TASK PROMPT |
All lines holding the word "naebili" are to be copied from the records beneath.

DATA FOR PROCESSING |
══════════════════════════════

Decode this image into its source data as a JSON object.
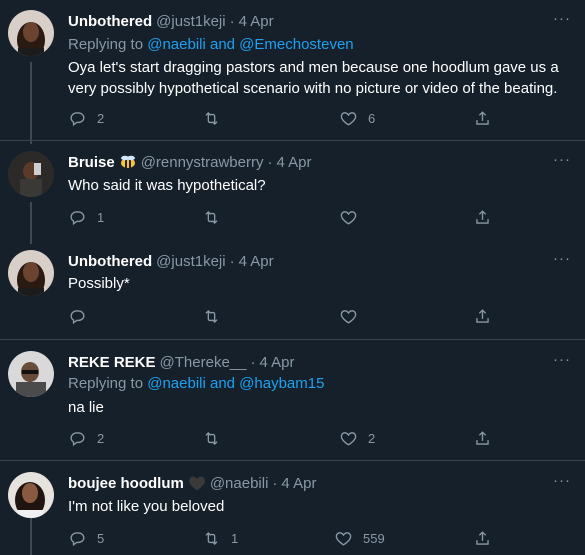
{
  "tweets": [
    {
      "name": "Unbothered",
      "handle": "@just1keji",
      "dot": "·",
      "time": "4 Apr",
      "replying_prefix": "Replying to ",
      "replying_links": "@naebili and @Emechosteven",
      "text": "Oya let's start dragging pastors and men because one hoodlum gave us a very possibly hypothetical scenario with no picture or video of the beating.",
      "replies": "2",
      "retweets": "",
      "likes": "6"
    },
    {
      "name": "Bruise",
      "badge": "bee-emoji",
      "handle": "@rennystrawberry",
      "dot": "·",
      "time": "4 Apr",
      "text": "Who said it was hypothetical?",
      "replies": "1",
      "retweets": "",
      "likes": ""
    },
    {
      "name": "Unbothered",
      "handle": "@just1keji",
      "dot": "·",
      "time": "4 Apr",
      "text": "Possibly*",
      "replies": "",
      "retweets": "",
      "likes": ""
    },
    {
      "name": "REKE REKE",
      "handle": "@Thereke__",
      "dot": "·",
      "time": "4 Apr",
      "replying_prefix": "Replying to ",
      "replying_links": "@naebili and @haybam15",
      "text": "na lie",
      "replies": "2",
      "retweets": "",
      "likes": "2"
    },
    {
      "name": "boujee hoodlum",
      "badge": "black-heart-emoji",
      "handle": "@naebili",
      "dot": "·",
      "time": "4 Apr",
      "text": "I'm not like you beloved",
      "replies": "5",
      "retweets": "1",
      "likes": "559"
    }
  ],
  "more_label": "···",
  "colors": {
    "background": "#15202b",
    "text_primary": "#ffffff",
    "text_secondary": "#8899a6",
    "link": "#1da1f2",
    "divider": "#38444d"
  }
}
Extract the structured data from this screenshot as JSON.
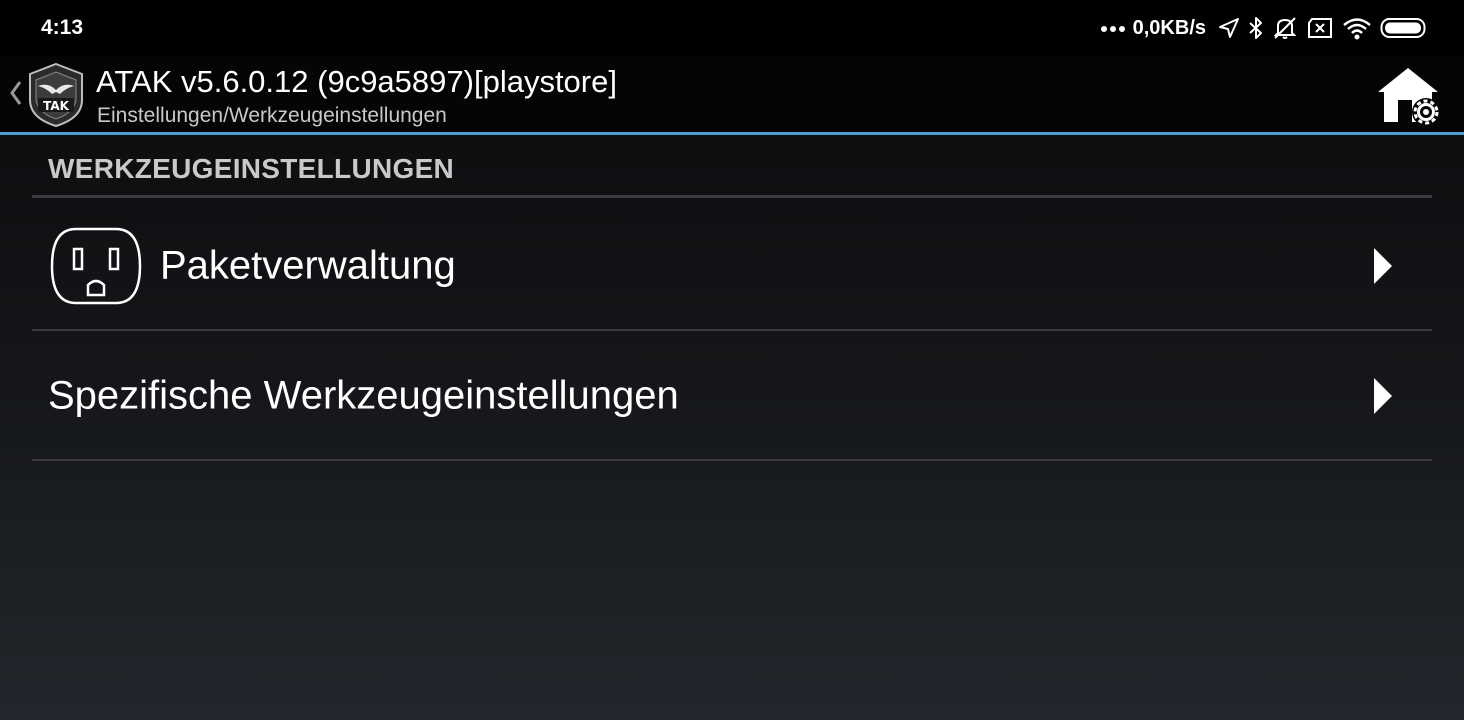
{
  "status_bar": {
    "time": "4:13",
    "network_speed": "0,0KB/s",
    "icons": [
      "more-dots-icon",
      "location-arrow-icon",
      "bluetooth-icon",
      "notifications-off-icon",
      "sim-missing-icon",
      "wifi-icon",
      "battery-icon"
    ]
  },
  "action_bar": {
    "title": "ATAK v5.6.0.12 (9c9a5897)[playstore]",
    "subtitle": "Einstellungen/Werkzeugeinstellungen",
    "logo_text": "TAK",
    "accent_color": "#4a9fcf"
  },
  "content": {
    "section_title": "WERKZEUGEINSTELLUNGEN",
    "items": [
      {
        "label": "Paketverwaltung",
        "icon": "power-outlet-icon"
      },
      {
        "label": "Spezifische Werkzeugeinstellungen",
        "icon": ""
      }
    ]
  }
}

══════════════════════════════

ANSWER BELOW |
      "replying_links": "@naebili and @Emechosteven",
      "replying_links": "@naebili and @haybam15",
      "handle": "@naebili",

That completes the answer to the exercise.